The global population is projected to hit eight billion people within 20 years. With a growing population, dramatically more food, water and energy is needed. Yet even today, food and water supplies are becoming increasingly stressed in the face of climate change, development and unsustainable natural resources consumption. Recent drought-caused food price hikes have provided a glimpse into what the resource-constrained future would look like without significant action.
The concept of the food-water-energy nexus refers to how each one of those things affects the other. Water is the most important part of this nexus, because it cannot be created or substituted. Water also directly affects both of the other items. For example, most forms of energy production require substantial amounts of water for cooling and mining. Agriculture accounts for more than 70 percent of global water withdrawals. By comparison, around 16 percent of global water withdrawals are for the industrial sector. More than three billion people will be living in water-stressed areas by 2020.

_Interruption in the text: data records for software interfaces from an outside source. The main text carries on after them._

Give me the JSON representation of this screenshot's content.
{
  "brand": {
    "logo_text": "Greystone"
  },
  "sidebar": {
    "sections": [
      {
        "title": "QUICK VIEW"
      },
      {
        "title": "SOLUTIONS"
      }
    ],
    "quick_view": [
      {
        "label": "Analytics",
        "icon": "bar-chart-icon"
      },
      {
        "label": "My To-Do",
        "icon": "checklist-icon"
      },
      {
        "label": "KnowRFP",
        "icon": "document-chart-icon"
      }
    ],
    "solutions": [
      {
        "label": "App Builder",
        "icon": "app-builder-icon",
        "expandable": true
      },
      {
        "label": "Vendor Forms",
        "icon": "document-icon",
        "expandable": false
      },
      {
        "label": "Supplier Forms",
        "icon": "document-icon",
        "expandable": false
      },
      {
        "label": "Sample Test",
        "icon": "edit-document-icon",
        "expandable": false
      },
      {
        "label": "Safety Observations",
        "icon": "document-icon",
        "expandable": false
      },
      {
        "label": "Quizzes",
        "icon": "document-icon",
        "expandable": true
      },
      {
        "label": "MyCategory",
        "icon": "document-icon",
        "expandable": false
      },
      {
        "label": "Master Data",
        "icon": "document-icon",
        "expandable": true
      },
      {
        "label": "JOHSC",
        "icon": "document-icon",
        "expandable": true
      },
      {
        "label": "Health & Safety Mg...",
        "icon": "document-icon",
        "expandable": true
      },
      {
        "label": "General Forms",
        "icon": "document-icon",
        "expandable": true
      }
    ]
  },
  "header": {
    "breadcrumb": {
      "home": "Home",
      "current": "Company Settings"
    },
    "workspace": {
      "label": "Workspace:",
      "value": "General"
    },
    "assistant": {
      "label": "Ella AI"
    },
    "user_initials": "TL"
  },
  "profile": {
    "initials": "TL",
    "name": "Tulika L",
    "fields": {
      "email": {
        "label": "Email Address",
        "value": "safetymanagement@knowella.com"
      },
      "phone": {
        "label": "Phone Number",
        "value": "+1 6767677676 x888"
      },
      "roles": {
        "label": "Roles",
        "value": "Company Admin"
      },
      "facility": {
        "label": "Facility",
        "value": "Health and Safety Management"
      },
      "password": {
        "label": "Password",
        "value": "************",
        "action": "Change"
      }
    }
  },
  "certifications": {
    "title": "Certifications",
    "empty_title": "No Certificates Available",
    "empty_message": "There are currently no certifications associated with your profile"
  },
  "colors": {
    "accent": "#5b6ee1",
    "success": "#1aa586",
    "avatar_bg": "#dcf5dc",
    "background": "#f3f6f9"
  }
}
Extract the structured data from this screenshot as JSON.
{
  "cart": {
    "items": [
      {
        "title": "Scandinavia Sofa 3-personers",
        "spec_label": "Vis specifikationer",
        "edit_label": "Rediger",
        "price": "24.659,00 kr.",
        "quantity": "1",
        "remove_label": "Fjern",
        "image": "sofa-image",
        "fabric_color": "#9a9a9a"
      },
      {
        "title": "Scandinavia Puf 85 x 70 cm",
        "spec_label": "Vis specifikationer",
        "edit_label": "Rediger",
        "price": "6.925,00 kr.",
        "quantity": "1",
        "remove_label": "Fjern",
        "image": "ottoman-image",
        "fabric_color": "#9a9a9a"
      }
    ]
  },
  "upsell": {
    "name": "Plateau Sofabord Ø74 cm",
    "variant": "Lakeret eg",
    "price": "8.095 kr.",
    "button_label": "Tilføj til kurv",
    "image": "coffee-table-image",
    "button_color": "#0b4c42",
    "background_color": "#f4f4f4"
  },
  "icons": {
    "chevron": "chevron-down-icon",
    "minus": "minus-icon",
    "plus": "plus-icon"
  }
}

A major problem in addressing these issues is that both climate change and the food-water-energy nexus cross geopolitical boundaries, and require coordinated efforts from governments, businesses and NGOs. Between recent global and regional conflicts and the economic slowdown, however, political will and ability to address climate change in a systematic way is limited.
Yet there is growing awareness about the interconnectedness of food, water and energy. The United Nations’ Millennium Development Goals (MDGs) were a first attempt to promote sustainable development. The second iteration of these goals, the Sustainable Development Goals, goes further to try to create a green growth economy. Businesses are also increasingly focusing on these issues. The World Economic Forum released an overview report in 2008 about the nexus, looking at it through the lens of the growing global water shortage.
The Initiative for Global Environmental Leadership (IGEL) is hosting a conference on this nexus in March 2013, in response to feedback and with input from our corporate advisory board. The agenda is being finalized currently, but panelists will focus on innovations and business solutions. Solutions will have to be multi-faceted, and include business-led propositions, technological advances and capacity-building and better policy design.
Some businesses have entered multi-stakeholder agreements, like the CEO Water Mandate and the UN Global Compact, as well as many others, to help coordinate efforts. Other institutes and think tanks have advocated integrated policy approaches, such as integrated water resources management.
– One potential solution is properly price water. Often, water is subsidized significantly, leading to waste by industry and agricultural sectors alike. (To see more on this topic, please see our 2011 Knowledge@Wharton report on Valuing Water.)
– Similarly, policy must encourage energy and water efficiency, in cars, buildings, and industries. Policy with negative effects, such as encouraging biofuels and natural gas production without consideration of water use, must be addressed. Similarly, policies must be smarter and tend towards integration of water, energy and food issues. Putting water, food and energy policies, if they exist, in separate silos, allows poor and inefficient planning decisions.
– Another necessity is transferring technology to emerging markets, where most of the world’s population growth will occur, to help developing countries avoid unnecessary waste of resources. Helping these countries meet their growing demands sustainably will help the entire world address climate change and may potentially help avoid geopolitical conflict.
Addressing climate change and properly managing food, water and energy supplies will require a level of coordination and cooperation never before seen. IGEL looks forward to working on more solutions in March at our conference.
If you have other thoughts or links you would like to share, please leave a comment below.